The title is up for sale. It was offered to the editorial and sales team to run themselves but editor Guy Andrews, assistant editor Caroline Griffiths, and ad executive Mike Jackson opted to take redundancy.
Cycling Today was founded as New Cyclist and published by Jim McGurn and Alan Davidson. They later sold the title to Stonehart who themselves sold the title on the Yachting Press four years ago. Stonehart raised the subscriber total to 11 000 thanks to almost-giving-it-away deals and freebies but this slumped to 2000 under Yachting Press (mind you they didn't inherit 11 000 subscribers because Stonehart were never able to secure enough subscribers willing to pay the full price after their subsidised year was up).
Andrews blames the ultra-competitive cycling magazine market, plus the difficulty in getting the newsagent chains like WHSmiths to commit to stocking 'niche' magazines.
While larger publishers can get a range of their publications in as a 'take a niche mag for every popular magazine' kind of deal, smaller publishers have a harder time of it.
"It's the end of the independent publisher," believes Andrews.
He is planning on staying in the cycling industry, though says he would rather avoid the stress of editing a monthly print publication.
The closure/suspension/sale wasn't unexpected, said Andrews, and those working on the magazine had been kept fully in the picture.
The closure won't be much of a shock to the industry. It has been obvious for some time that at least two or three magazines would soon be on the way out. The UK cycle magazine market has had an over-supply problem for many years, making it difficult for suppliers and IBDs to know where to place their adverts for the greatest yield.
A press officer for an international components supplier read this story and emailed with this comment:
"I see my press database shrinking like hell for the UK part... Amazing. That's
the only country where such thing happens."

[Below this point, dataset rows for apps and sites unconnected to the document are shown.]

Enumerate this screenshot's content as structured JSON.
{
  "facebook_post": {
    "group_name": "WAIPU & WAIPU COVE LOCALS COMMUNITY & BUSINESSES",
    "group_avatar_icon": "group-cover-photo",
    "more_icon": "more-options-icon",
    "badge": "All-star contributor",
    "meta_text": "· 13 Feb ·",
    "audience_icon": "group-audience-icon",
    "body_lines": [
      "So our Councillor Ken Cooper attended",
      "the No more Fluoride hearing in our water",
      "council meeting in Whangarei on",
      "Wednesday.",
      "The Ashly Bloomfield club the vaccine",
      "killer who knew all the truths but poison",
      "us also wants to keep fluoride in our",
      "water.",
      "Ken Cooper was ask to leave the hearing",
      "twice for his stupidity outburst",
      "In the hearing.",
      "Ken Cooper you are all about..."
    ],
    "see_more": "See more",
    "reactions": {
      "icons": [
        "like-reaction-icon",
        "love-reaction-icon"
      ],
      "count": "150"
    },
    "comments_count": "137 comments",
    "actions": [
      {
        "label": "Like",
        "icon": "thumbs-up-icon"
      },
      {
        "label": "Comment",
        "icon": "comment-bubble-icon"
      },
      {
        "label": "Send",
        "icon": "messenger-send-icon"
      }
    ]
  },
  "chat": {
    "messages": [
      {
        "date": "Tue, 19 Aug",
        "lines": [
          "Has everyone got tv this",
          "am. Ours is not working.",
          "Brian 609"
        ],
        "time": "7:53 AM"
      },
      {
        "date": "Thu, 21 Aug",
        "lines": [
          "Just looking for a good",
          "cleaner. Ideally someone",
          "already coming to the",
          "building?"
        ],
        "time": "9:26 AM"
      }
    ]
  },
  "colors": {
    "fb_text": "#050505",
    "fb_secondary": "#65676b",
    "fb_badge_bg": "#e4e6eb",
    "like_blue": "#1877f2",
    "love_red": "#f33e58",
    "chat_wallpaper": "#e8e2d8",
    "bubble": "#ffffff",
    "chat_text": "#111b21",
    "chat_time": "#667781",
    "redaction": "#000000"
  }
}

So, rather than this being a failure in the bike market perhaps it should be viewed as natural wastage? Cycling Today is (was?) a good a mag but with a lot of good mags out there, not all are going to survive.